__Exercise description__. Print every entry exactly as written and exclude all images.

__Extracted information__.
---------------

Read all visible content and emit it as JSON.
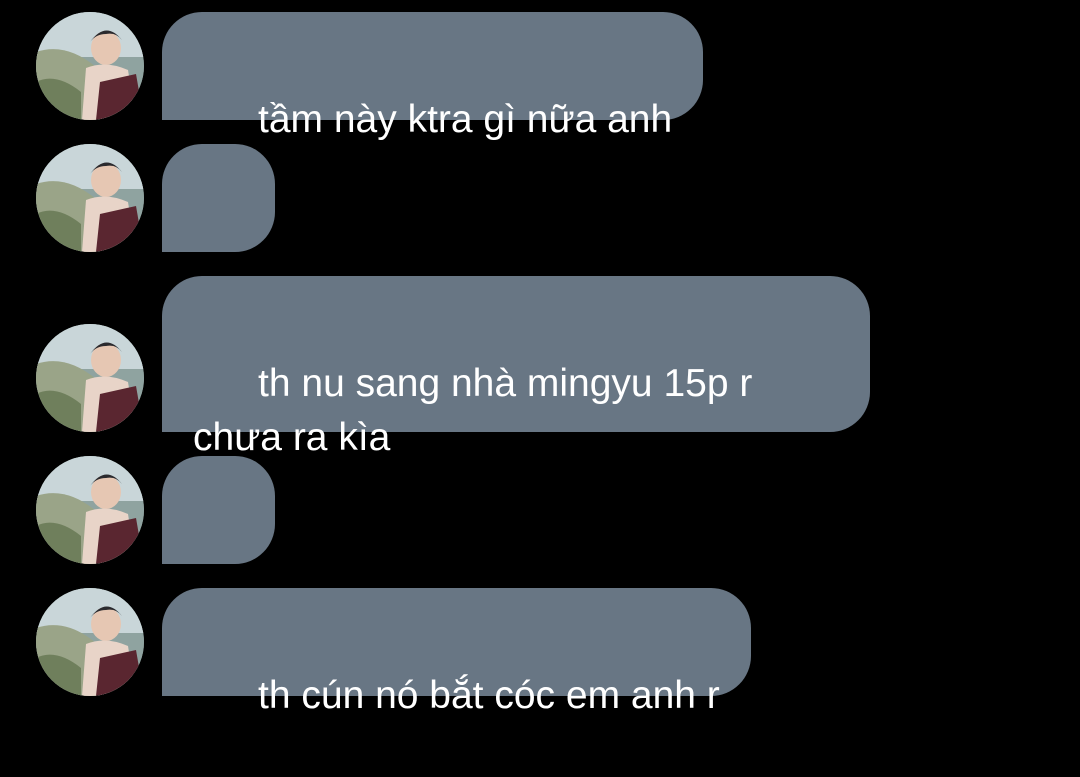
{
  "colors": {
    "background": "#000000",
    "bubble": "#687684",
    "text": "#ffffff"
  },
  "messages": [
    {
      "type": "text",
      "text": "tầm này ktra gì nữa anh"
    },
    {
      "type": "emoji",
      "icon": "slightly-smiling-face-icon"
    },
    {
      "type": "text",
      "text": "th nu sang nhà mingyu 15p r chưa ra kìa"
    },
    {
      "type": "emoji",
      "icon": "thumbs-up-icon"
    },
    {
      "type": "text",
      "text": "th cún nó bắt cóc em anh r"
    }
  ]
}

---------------

__Expected answer__.
Read all visible content and emit it as JSON.
{
  "colors": {
    "background": "#000000",
    "bubble": "#687684",
    "text": "#ffffff"
  },
  "messages": [
    {
      "type": "text",
      "text": "tầm này ktra gì nữa anh"
    },
    {
      "type": "emoji",
      "icon": "slightly-smiling-face-icon"
    },
    {
      "type": "text",
      "text": "th nu sang nhà mingyu 15p r chưa ra kìa"
    },
    {
      "type": "emoji",
      "icon": "thumbs-up-icon"
    },
    {
      "type": "text",
      "text": "th cún nó bắt cóc em anh r"
    }
  ]
}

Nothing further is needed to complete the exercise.